▶ [Task to carry out] Say how many of the lines below include the word "icon", and write nothing else.

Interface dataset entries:
^^^^^^^^
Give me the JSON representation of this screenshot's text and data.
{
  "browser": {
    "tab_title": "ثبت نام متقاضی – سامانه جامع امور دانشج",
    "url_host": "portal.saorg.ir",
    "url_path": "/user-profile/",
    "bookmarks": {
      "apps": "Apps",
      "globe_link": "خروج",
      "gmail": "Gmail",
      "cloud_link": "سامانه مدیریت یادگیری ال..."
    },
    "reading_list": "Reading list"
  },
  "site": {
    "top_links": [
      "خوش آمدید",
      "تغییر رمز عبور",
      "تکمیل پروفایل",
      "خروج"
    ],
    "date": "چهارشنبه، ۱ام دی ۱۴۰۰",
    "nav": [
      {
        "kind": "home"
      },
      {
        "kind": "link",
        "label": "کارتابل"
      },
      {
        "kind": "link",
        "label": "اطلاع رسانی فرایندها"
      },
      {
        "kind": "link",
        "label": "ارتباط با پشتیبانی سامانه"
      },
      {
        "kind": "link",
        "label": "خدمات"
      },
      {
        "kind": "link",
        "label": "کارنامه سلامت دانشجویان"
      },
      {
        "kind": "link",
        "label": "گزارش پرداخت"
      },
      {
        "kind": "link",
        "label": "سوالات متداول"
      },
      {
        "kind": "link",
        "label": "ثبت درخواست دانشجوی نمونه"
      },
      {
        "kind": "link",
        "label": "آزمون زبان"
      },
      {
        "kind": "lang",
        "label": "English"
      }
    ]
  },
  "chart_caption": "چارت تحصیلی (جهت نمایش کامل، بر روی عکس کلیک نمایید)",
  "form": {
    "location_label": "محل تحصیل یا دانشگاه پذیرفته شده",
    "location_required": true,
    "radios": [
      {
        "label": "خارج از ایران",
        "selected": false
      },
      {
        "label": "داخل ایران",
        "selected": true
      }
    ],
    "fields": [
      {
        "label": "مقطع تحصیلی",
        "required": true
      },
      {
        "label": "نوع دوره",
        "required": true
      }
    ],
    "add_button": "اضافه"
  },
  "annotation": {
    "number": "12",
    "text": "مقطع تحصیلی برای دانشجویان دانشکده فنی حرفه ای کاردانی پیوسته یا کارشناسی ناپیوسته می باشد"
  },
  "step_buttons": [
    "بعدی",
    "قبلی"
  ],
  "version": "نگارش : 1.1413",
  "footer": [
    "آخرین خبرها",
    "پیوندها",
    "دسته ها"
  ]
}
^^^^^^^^
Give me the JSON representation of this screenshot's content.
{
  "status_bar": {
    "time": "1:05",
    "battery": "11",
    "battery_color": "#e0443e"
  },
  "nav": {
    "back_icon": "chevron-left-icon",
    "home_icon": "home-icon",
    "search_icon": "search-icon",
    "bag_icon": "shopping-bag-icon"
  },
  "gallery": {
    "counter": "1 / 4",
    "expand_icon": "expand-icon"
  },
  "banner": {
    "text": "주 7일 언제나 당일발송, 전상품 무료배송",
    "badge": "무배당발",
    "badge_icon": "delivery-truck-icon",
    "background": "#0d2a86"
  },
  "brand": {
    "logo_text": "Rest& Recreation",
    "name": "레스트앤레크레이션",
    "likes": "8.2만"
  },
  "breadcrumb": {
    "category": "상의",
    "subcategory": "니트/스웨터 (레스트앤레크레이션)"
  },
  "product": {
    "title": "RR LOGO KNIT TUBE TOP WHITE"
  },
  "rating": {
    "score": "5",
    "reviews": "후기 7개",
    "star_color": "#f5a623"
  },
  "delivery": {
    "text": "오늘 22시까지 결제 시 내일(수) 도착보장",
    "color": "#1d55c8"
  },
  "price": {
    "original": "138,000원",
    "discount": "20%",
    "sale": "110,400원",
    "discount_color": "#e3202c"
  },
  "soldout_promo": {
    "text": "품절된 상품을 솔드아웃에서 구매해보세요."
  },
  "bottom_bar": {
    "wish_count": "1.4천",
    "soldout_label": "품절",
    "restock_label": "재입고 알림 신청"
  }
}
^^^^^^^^
▶ [Written solution] 6